:: DIRECTIONS ::
Without altering a word, return the records below, but exclude the pictures.

== Segment start ==

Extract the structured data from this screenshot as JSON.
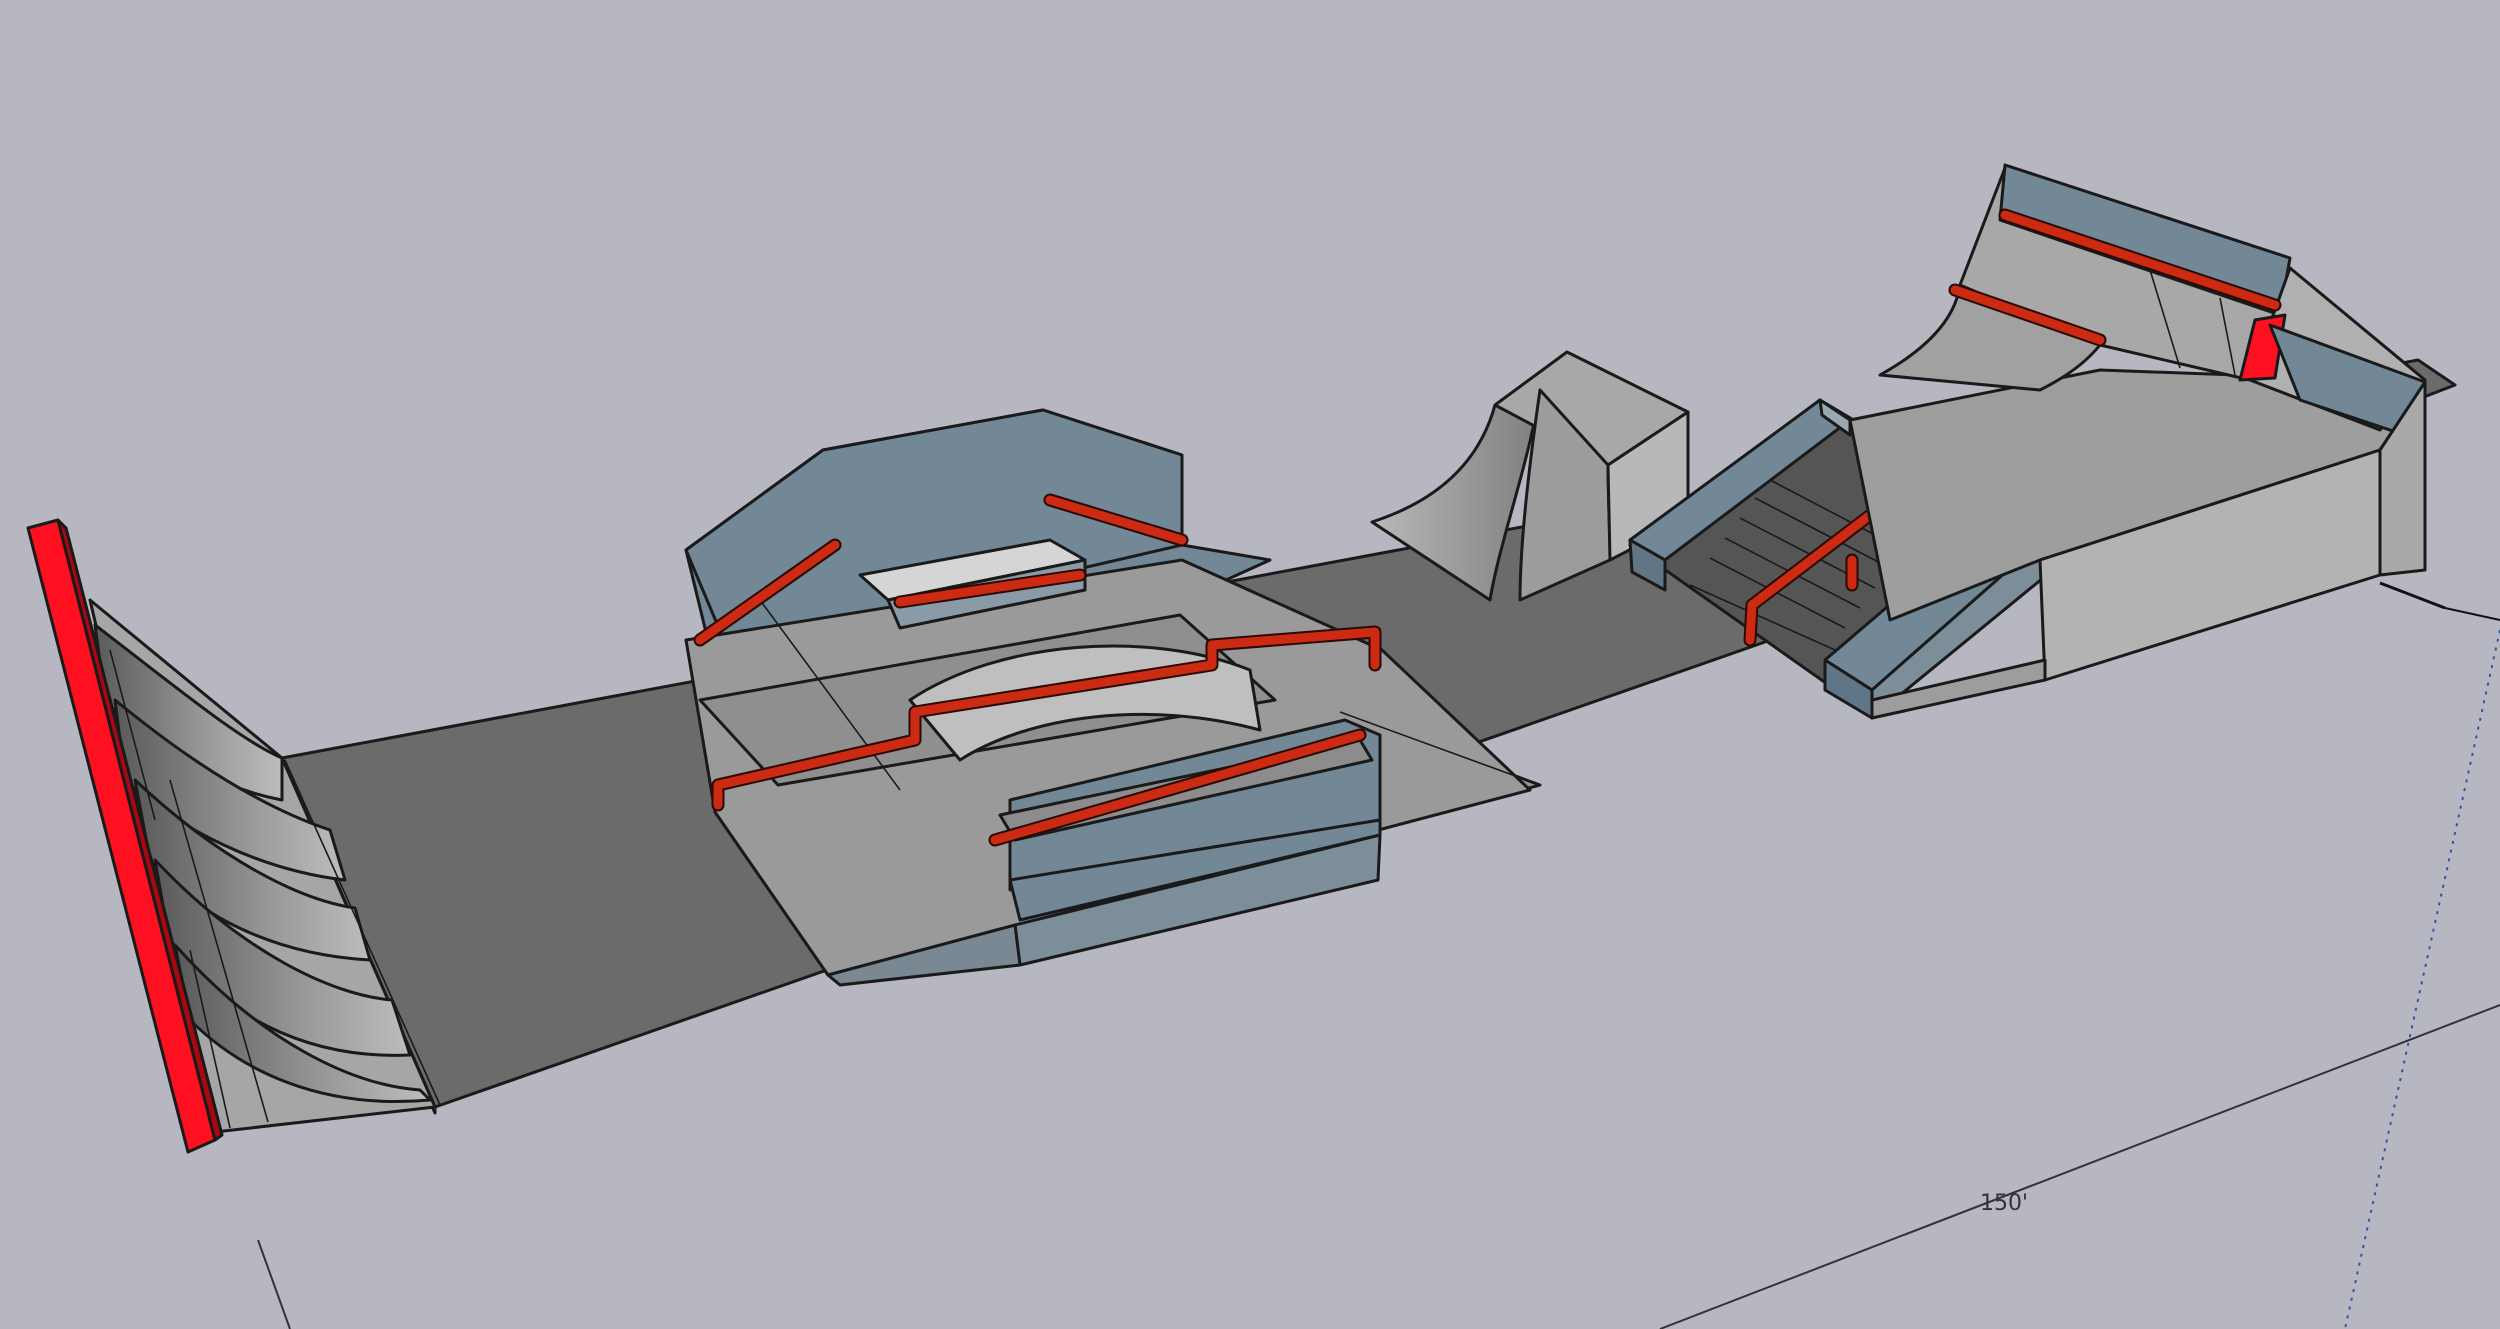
{
  "viewport": {
    "background": "#b6b7c0",
    "ground_color": "#6b6b6b",
    "ramp_face_color": "#9c9c9c",
    "wall_color": "#728897",
    "coping_color": "#ff1020"
  },
  "dimension": {
    "label": "150'"
  },
  "axes": {
    "green_axis_icon": "dotted-line",
    "red_axis_icon": "solid-line"
  }
}
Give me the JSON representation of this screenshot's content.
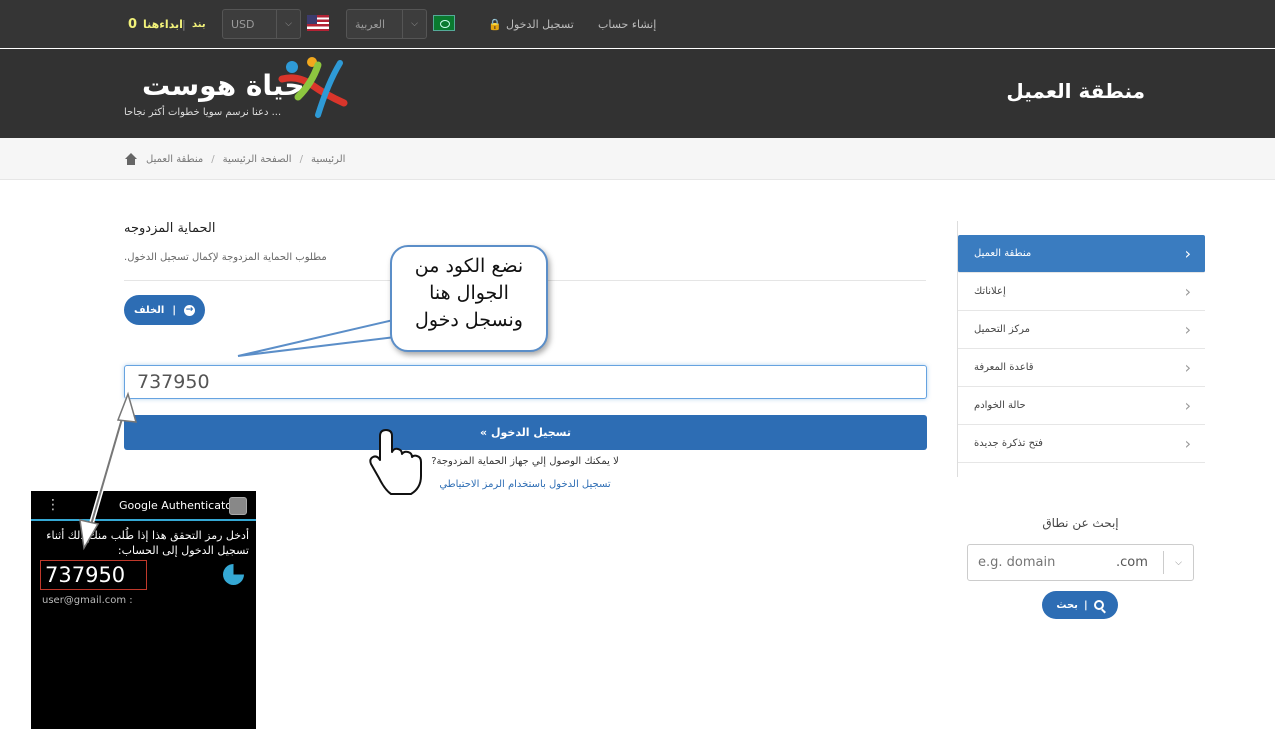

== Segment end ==

:: PROBLEM SOLUTION ::
Extract the structured data from this screenshot as JSON.
{
  "viewport": {
    "background": "#b6b7c0",
    "ground_color": "#6b6b6b",
    "ramp_face_color": "#9c9c9c",
    "wall_color": "#728897",
    "coping_color": "#ff1020"
  },
  "dimension": {
    "label": "150'"
  },
  "axes": {
    "green_axis_icon": "dotted-line",
    "red_axis_icon": "solid-line"
  }
}
Give me the JSON representation of this screenshot's content.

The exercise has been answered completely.